Sign Language and Early Education
Sign language in the classroom provides an opportunity for early education providers to expand their preschool approach in teaching language arts, mathematics, science, social science, health, and the arts. Signing is a rich and exciting learning experience that appeals to all the senses — visual, spatial, verbal, physical, tactile, artistic, and musical. In addition, sign language assists in breaking down language barriers and opening pathways for communicating with special-needs children.
Today, early education specialists and child care providers are attending sign language classes and in-service training. Early education providers who have taken sign language are eager to incorporate signs into daily lesson plans. These educators know that sign language can keep children focused, increase memory, enhance language, and build their cognitive skills. They also have learned that they can manage children's behavior with nonverbal commands. If you are an educator or child care provider who has considered incorporating sign language into your classroom, you already have a head start with this book in hand. In fact, you can easily begin right now by applying signs in your daily classroom curriculum activities. Here's a quick review of some of the skills you have learned in the previous chapters:
Asking and answering questions
Clothing and articles
Days of the week
These sign groups can be implemented into daily games in the classroom. You can begin with a letter of the manual alphabet and make it the letter of the week (see Chapter 4). Colors are easy to teach and can be applied in an array of games, including rainbow songs (see Chapter 7). Days of the week can be signed in games and songs (see Chapter 13). Weather signs can be applied to “What is the weather today?” The addition of animal signs to games, stories, or songs adds visual excitement for children. The next time you read Brown Bear, sign the colors and animals and watch the children's eyes shine with delight (see Chapters 7 and 13). The application of the signed images in this book is an endless resource for your classroom curriculum.

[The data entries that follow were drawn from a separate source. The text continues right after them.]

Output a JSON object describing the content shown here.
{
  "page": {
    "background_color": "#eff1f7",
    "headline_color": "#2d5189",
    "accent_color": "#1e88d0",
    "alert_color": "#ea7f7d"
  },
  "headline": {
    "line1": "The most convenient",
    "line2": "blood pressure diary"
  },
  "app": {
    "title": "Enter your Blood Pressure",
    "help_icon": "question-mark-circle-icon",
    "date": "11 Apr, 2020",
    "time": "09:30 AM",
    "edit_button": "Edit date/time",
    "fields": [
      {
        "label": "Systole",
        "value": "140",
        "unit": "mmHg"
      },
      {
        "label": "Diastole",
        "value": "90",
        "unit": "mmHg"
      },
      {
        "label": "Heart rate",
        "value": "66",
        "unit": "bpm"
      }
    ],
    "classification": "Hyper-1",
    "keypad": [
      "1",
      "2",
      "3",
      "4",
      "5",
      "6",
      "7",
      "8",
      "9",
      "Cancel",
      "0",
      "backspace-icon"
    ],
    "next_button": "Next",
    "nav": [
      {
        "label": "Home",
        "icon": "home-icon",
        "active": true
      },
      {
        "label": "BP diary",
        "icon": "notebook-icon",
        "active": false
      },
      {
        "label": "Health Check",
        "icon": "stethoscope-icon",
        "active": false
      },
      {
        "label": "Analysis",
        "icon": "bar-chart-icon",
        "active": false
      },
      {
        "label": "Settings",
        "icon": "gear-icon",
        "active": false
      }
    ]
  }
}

SIGNS FOR COMMUNICATING WITH BABIES
PLAY: Pivot both “Y” hands several times.
GAME: Use both “A” hands and tap knuckles together.
BAD: Place the “flat” hand palm down on your chin, and toss your hand downward.
GOOD: Place the “flat” hand to your chin, then bring the hand down palm-up and place it into your left open hand.
DIRTY: Wiggle four fingers, palm down, under your chin. Don't forget to make a scrunched-up face. Facial expression is extremely important!